▶ Data about app and page elements
___

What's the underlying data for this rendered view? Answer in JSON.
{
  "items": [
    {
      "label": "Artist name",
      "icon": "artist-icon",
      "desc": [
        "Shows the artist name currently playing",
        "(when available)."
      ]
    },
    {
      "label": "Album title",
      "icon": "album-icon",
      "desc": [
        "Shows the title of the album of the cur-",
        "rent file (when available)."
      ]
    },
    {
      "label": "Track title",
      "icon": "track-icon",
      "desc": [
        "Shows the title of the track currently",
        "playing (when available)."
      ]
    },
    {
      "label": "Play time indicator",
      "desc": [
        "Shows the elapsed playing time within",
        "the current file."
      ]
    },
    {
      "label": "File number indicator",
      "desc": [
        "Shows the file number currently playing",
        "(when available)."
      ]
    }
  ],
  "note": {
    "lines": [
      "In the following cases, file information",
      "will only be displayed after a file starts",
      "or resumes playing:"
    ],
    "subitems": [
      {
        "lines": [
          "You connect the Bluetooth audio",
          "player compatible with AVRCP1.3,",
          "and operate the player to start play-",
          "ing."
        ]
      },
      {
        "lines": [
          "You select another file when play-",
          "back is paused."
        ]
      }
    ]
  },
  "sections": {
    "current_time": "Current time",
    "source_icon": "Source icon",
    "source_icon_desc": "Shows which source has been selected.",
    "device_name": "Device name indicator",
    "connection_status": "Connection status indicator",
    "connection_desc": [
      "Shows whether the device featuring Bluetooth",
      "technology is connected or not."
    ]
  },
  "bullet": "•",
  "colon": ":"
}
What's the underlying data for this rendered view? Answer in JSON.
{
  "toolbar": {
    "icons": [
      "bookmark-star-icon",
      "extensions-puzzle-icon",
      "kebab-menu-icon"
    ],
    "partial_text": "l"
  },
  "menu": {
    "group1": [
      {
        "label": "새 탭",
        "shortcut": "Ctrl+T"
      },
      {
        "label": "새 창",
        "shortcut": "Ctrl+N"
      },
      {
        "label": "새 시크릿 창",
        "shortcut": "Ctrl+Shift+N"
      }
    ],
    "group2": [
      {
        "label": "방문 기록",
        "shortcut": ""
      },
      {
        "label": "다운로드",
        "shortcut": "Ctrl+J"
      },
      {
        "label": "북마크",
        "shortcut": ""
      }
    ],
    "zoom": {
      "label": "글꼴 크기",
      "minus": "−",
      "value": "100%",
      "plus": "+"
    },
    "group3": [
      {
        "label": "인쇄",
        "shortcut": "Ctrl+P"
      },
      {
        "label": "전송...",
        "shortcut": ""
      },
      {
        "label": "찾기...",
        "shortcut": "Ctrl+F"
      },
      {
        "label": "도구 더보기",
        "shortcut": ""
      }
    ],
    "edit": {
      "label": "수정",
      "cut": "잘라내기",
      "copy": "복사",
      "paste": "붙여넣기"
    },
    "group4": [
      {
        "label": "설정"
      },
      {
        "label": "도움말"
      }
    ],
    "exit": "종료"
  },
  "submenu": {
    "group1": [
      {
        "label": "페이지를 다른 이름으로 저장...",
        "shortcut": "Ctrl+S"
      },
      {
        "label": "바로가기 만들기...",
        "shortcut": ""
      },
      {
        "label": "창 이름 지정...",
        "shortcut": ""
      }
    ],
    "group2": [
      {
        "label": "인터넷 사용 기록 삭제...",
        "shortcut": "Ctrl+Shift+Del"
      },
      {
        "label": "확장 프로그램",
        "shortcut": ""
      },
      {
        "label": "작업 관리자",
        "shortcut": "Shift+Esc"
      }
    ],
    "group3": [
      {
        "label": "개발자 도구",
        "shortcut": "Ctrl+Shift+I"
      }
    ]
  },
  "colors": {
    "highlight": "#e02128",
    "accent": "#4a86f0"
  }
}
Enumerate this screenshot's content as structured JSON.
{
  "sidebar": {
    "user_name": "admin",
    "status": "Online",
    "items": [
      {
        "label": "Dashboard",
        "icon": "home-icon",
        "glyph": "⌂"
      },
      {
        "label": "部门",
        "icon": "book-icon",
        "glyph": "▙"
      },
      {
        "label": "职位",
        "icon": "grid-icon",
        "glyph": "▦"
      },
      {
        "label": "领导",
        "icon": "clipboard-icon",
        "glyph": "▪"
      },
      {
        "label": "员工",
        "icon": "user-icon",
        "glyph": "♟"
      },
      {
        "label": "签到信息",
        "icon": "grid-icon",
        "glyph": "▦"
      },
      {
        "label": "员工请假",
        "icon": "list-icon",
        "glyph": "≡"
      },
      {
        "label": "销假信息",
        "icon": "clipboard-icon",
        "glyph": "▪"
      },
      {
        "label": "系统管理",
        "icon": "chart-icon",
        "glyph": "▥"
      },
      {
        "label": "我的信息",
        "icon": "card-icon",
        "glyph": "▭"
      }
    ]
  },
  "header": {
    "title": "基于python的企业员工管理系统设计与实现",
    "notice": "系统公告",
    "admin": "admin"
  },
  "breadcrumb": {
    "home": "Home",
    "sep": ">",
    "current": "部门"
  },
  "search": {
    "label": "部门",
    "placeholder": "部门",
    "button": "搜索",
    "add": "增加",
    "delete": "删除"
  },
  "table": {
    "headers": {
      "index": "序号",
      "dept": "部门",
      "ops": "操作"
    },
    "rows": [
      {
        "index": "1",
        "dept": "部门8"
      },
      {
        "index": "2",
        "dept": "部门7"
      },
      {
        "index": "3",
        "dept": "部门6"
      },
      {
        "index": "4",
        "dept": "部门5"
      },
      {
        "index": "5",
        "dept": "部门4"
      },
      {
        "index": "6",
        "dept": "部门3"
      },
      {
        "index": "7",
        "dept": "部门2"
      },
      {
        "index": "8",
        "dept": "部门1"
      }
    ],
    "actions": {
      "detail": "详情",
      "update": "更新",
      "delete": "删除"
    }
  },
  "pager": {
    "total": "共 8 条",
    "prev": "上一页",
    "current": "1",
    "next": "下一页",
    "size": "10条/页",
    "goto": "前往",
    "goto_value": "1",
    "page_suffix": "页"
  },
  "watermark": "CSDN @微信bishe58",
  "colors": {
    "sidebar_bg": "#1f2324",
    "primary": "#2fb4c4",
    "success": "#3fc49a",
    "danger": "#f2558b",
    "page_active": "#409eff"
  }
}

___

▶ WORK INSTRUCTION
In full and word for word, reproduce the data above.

▶ EXERCISE SOLUTION
What's the underlying data for this rendered view? Answer in JSON.
{
  "items": [
    {
      "label": "Artist name",
      "icon": "artist-icon",
      "desc": [
        "Shows the artist name currently playing",
        "(when available)."
      ]
    },
    {
      "label": "Album title",
      "icon": "album-icon",
      "desc": [
        "Shows the title of the album of the cur-",
        "rent file (when available)."
      ]
    },
    {
      "label": "Track title",
      "icon": "track-icon",
      "desc": [
        "Shows the title of the track currently",
        "playing (when available)."
      ]
    },
    {
      "label": "Play time indicator",
      "desc": [
        "Shows the elapsed playing time within",
        "the current file."
      ]
    },
    {
      "label": "File number indicator",
      "desc": [
        "Shows the file number currently playing",
        "(when available)."
      ]
    }
  ],
  "note": {
    "lines": [
      "In the following cases, file information",
      "will only be displayed after a file starts",
      "or resumes playing:"
    ],
    "subitems": [
      {
        "lines": [
          "You connect the Bluetooth audio",
          "player compatible with AVRCP1.3,",
          "and operate the player to start play-",
          "ing."
        ]
      },
      {
        "lines": [
          "You select another file when play-",
          "back is paused."
        ]
      }
    ]
  },
  "sections": {
    "current_time": "Current time",
    "source_icon": "Source icon",
    "source_icon_desc": "Shows which source has been selected.",
    "device_name": "Device name indicator",
    "connection_status": "Connection status indicator",
    "connection_desc": [
      "Shows whether the device featuring Bluetooth",
      "technology is connected or not."
    ]
  },
  "bullet": "•",
  "colon": ":"
}
What's the underlying data for this rendered view? Answer in JSON.
{
  "toolbar": {
    "icons": [
      "bookmark-star-icon",
      "extensions-puzzle-icon",
      "kebab-menu-icon"
    ],
    "partial_text": "l"
  },
  "menu": {
    "group1": [
      {
        "label": "새 탭",
        "shortcut": "Ctrl+T"
      },
      {
        "label": "새 창",
        "shortcut": "Ctrl+N"
      },
      {
        "label": "새 시크릿 창",
        "shortcut": "Ctrl+Shift+N"
      }
    ],
    "group2": [
      {
        "label": "방문 기록",
        "shortcut": ""
      },
      {
        "label": "다운로드",
        "shortcut": "Ctrl+J"
      },
      {
        "label": "북마크",
        "shortcut": ""
      }
    ],
    "zoom": {
      "label": "글꼴 크기",
      "minus": "−",
      "value": "100%",
      "plus": "+"
    },
    "group3": [
      {
        "label": "인쇄",
        "shortcut": "Ctrl+P"
      },
      {
        "label": "전송...",
        "shortcut": ""
      },
      {
        "label": "찾기...",
        "shortcut": "Ctrl+F"
      },
      {
        "label": "도구 더보기",
        "shortcut": ""
      }
    ],
    "edit": {
      "label": "수정",
      "cut": "잘라내기",
      "copy": "복사",
      "paste": "붙여넣기"
    },
    "group4": [
      {
        "label": "설정"
      },
      {
        "label": "도움말"
      }
    ],
    "exit": "종료"
  },
  "submenu": {
    "group1": [
      {
        "label": "페이지를 다른 이름으로 저장...",
        "shortcut": "Ctrl+S"
      },
      {
        "label": "바로가기 만들기...",
        "shortcut": ""
      },
      {
        "label": "창 이름 지정...",
        "shortcut": ""
      }
    ],
    "group2": [
      {
        "label": "인터넷 사용 기록 삭제...",
        "shortcut": "Ctrl+Shift+Del"
      },
      {
        "label": "확장 프로그램",
        "shortcut": ""
      },
      {
        "label": "작업 관리자",
        "shortcut": "Shift+Esc"
      }
    ],
    "group3": [
      {
        "label": "개발자 도구",
        "shortcut": "Ctrl+Shift+I"
      }
    ]
  },
  "colors": {
    "highlight": "#e02128",
    "accent": "#4a86f0"
  }
}
Enumerate this screenshot's content as structured JSON.
{
  "sidebar": {
    "user_name": "admin",
    "status": "Online",
    "items": [
      {
        "label": "Dashboard",
        "icon": "home-icon",
        "glyph": "⌂"
      },
      {
        "label": "部门",
        "icon": "book-icon",
        "glyph": "▙"
      },
      {
        "label": "职位",
        "icon": "grid-icon",
        "glyph": "▦"
      },
      {
        "label": "领导",
        "icon": "clipboard-icon",
        "glyph": "▪"
      },
      {
        "label": "员工",
        "icon": "user-icon",
        "glyph": "♟"
      },
      {
        "label": "签到信息",
        "icon": "grid-icon",
        "glyph": "▦"
      },
      {
        "label": "员工请假",
        "icon": "list-icon",
        "glyph": "≡"
      },
      {
        "label": "销假信息",
        "icon": "clipboard-icon",
        "glyph": "▪"
      },
      {
        "label": "系统管理",
        "icon": "chart-icon",
        "glyph": "▥"
      },
      {
        "label": "我的信息",
        "icon": "card-icon",
        "glyph": "▭"
      }
    ]
  },
  "header": {
    "title": "基于python的企业员工管理系统设计与实现",
    "notice": "系统公告",
    "admin": "admin"
  },
  "breadcrumb": {
    "home": "Home",
    "sep": ">",
    "current": "部门"
  },
  "search": {
    "label": "部门",
    "placeholder": "部门",
    "button": "搜索",
    "add": "增加",
    "delete": "删除"
  },
  "table": {
    "headers": {
      "index": "序号",
      "dept": "部门",
      "ops": "操作"
    },
    "rows": [
      {
        "index": "1",
        "dept": "部门8"
      },
      {
        "index": "2",
        "dept": "部门7"
      },
      {
        "index": "3",
        "dept": "部门6"
      },
      {
        "index": "4",
        "dept": "部门5"
      },
      {
        "index": "5",
        "dept": "部门4"
      },
      {
        "index": "6",
        "dept": "部门3"
      },
      {
        "index": "7",
        "dept": "部门2"
      },
      {
        "index": "8",
        "dept": "部门1"
      }
    ],
    "actions": {
      "detail": "详情",
      "update": "更新",
      "delete": "删除"
    }
  },
  "pager": {
    "total": "共 8 条",
    "prev": "上一页",
    "current": "1",
    "next": "下一页",
    "size": "10条/页",
    "goto": "前往",
    "goto_value": "1",
    "page_suffix": "页"
  },
  "watermark": "CSDN @微信bishe58",
  "colors": {
    "sidebar_bg": "#1f2324",
    "primary": "#2fb4c4",
    "success": "#3fc49a",
    "danger": "#f2558b",
    "page_active": "#409eff"
  }
}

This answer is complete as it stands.